One eighth of a dodecahedron of side length 2 has the same volume of a dodecahedron of side length 1. We are going to study the volume of a dodecahedron looking at this figure. We can decompose one eight of a dodecahedron of side length 2 in several pieces and calculate the volume of these pieces. There are one cube, three wedges and three pyramids: These are important measures in this figure, related with the golden section:
Remember that There is one cube and its volume is: There are three wedges and the volume of one wedge is: There are three pyramids and the volumen of a pyramid is: Then the volume of a dodecahedron of side length 1 is: The volume of a dodecahedron of side length a is: Some minerals, like pyrite, cristalize in dodecahedra (nonregular, it is sometimes called pyritohedron)
NEXT PREVIOUS MORE LINKS
Leonardo da Vinci made several drawings of polyhedra for Luca Pacioli's book 'De divina proportione'. Here we can see an adaptation of the dodecahedron.
A Cube can be inscribed in a Dodecahedron. A Dodecahedron can be seen as a cube with six 'roofs'. You can fold a dodecahedron into a cube.
If you fold the six roofs of a regular dodecahedron into a cube there is an empty space. This space can be filled with an irregular dodecahedron composed of identical irregular pentagons (a kind of pyritohedron).
The diagonal of a regular pentagon are in golden ratio to its sides and the point of intersection of two diagonals of a regular pentagon are said to divide each other in the golden ratio or 'in extreme and mean ratio'.
You can draw a regular pentagon given one of its sides constructing the golden ratio with ruler and compass.
In his book 'Underweysung der Messung' Durer draw a nonregular pentagon with ruler and a fixed compass. It is a simple construction and a very good approximation of a regular pentagon.
The twelve vertices of an icosahedron lie in three golden rectangles.
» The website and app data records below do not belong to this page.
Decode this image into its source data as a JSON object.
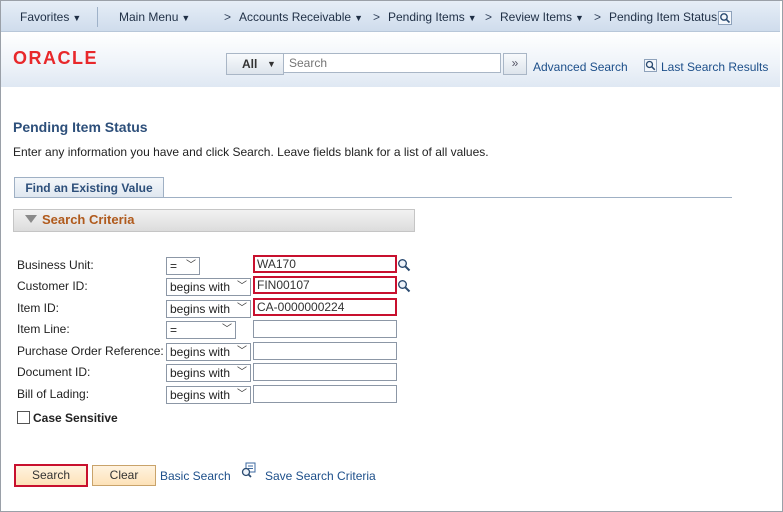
{
  "nav": {
    "favorites": "Favorites",
    "main_menu": "Main Menu",
    "breadcrumb": [
      "Accounts Receivable",
      "Pending Items",
      "Review Items",
      "Pending Item Status"
    ],
    "separator": ">",
    "dropdown_glyph": "▼"
  },
  "header": {
    "logo": "ORACLE",
    "search_scope": "All",
    "search_placeholder": "Search",
    "go_glyph": "»",
    "advanced_search": "Advanced Search",
    "last_search_results": "Last Search Results"
  },
  "page": {
    "title": "Pending Item Status",
    "instructions": "Enter any information you have and click Search. Leave fields blank for a list of all values.",
    "tab": "Find an Existing Value",
    "criteria_title": "Search Criteria"
  },
  "fields": [
    {
      "label": "Business Unit:",
      "operator": "=",
      "value": "WA170",
      "highlighted": true,
      "lookup": true
    },
    {
      "label": "Customer ID:",
      "operator": "begins with",
      "value": "FIN00107",
      "highlighted": true,
      "lookup": true
    },
    {
      "label": "Item ID:",
      "operator": "begins with",
      "value": "CA-0000000224",
      "highlighted": true,
      "lookup": false
    },
    {
      "label": "Item Line:",
      "operator": "=",
      "value": "",
      "highlighted": false,
      "lookup": false
    },
    {
      "label": "Purchase Order Reference:",
      "operator": "begins with",
      "value": "",
      "highlighted": false,
      "lookup": false
    },
    {
      "label": "Document ID:",
      "operator": "begins with",
      "value": "",
      "highlighted": false,
      "lookup": false
    },
    {
      "label": "Bill of Lading:",
      "operator": "begins with",
      "value": "",
      "highlighted": false,
      "lookup": false
    }
  ],
  "case_sensitive": {
    "label": "Case Sensitive",
    "checked": false
  },
  "actions": {
    "search": "Search",
    "clear": "Clear",
    "basic_search": "Basic Search",
    "save_search": "Save Search Criteria"
  },
  "colors": {
    "highlight": "#c8102e",
    "link": "#1d4f8a",
    "title": "#2d4f7a",
    "criteria_title": "#b05a1c",
    "logo": "#e8282b"
  }
}
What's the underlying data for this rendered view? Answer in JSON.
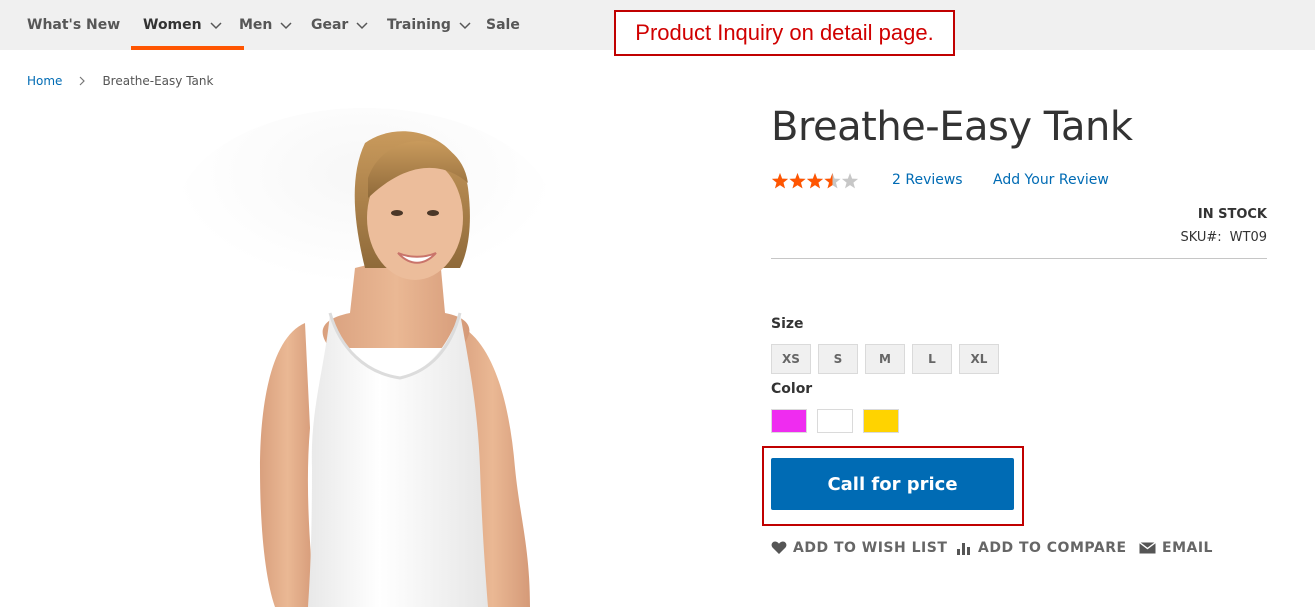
{
  "nav": {
    "items": [
      {
        "label": "What's New",
        "has_chevron": false
      },
      {
        "label": "Women",
        "has_chevron": true,
        "active": true
      },
      {
        "label": "Men",
        "has_chevron": true
      },
      {
        "label": "Gear",
        "has_chevron": true
      },
      {
        "label": "Training",
        "has_chevron": true
      },
      {
        "label": "Sale",
        "has_chevron": false
      }
    ],
    "active_color": "#ff5501"
  },
  "annotation_top": "Product Inquiry on detail page.",
  "breadcrumb": {
    "home": "Home",
    "current": "Breathe-Easy Tank"
  },
  "product": {
    "title": "Breathe-Easy Tank",
    "rating_stars": 3.5,
    "rating_max": 5,
    "reviews_label": "2  Reviews",
    "add_review_label": "Add Your Review",
    "stock": "IN STOCK",
    "sku_label": "SKU#:",
    "sku_value": "WT09"
  },
  "options": {
    "size_label": "Size",
    "sizes": [
      "XS",
      "S",
      "M",
      "L",
      "XL"
    ],
    "color_label": "Color",
    "colors": [
      "#ef2cf0",
      "#ffffff",
      "#ffd300"
    ]
  },
  "call_button_label": "Call for price",
  "actions": {
    "wish": "ADD TO WISH LIST",
    "compare": "ADD TO COMPARE",
    "email": "EMAIL"
  },
  "colors": {
    "link": "#006bb4",
    "annotation": "#c00000",
    "star": "#ff5501"
  }
}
Then we can calculate the volume of an icosahedron
From Euclid's definition of the division of a segment into its extreme and mean ratio we introduce a property of golden rectangles and we deduce the equation and the value of the golden ratio.
A golden rectangle is made of an square an another golden rectangle. These rectangles are related through an dilative rotation.
Leonardo da Vinci made several drawings of polyhedra for Luca Pacioli's book 'De divina proportione'. Here we can see an adaptation of the truncated octahedron.
Leonardo da Vinci made several drawings of polyhedra for Luca Pacioli's book 'De divina proportione'. Here we can see an adaptation of the cuboctahedron.
Leonardo da Vinci made several drawings of polyhedra for Luca Pacioli's book 'De divina proportione'. Here we can see an adaptation of the stellated octahedron (stella octangula).
The first drawing of a plane net of a regular tetrahedron was published by Dürer in his book 'Underweysung der Messung' ('Four Books of Measurement'), published in 1525 .
The volume of an octahedron is four times the volume of a tetrahedron. It is easy to calculate and then we can get the volume of a tetrahedron.
The truncated octahedron is an Archimedean solid. It has 8 regular hexagonal faces and 6 square faces. Its volume can be calculated knowing the volume of an octahedron.
The stellated octahedron was drawn by Leonardo for Luca Pacioli's book 'De Divina Proportione'. A hundred years later, Kepler named it stella octangula.
A cuboctahedron is an Archimedean solid. It can be seen as made by cutting off the corners of a cube.
A cuboctahedron is an Archimedean solid. It can be seen as made by cutting off the corners of an octahedron.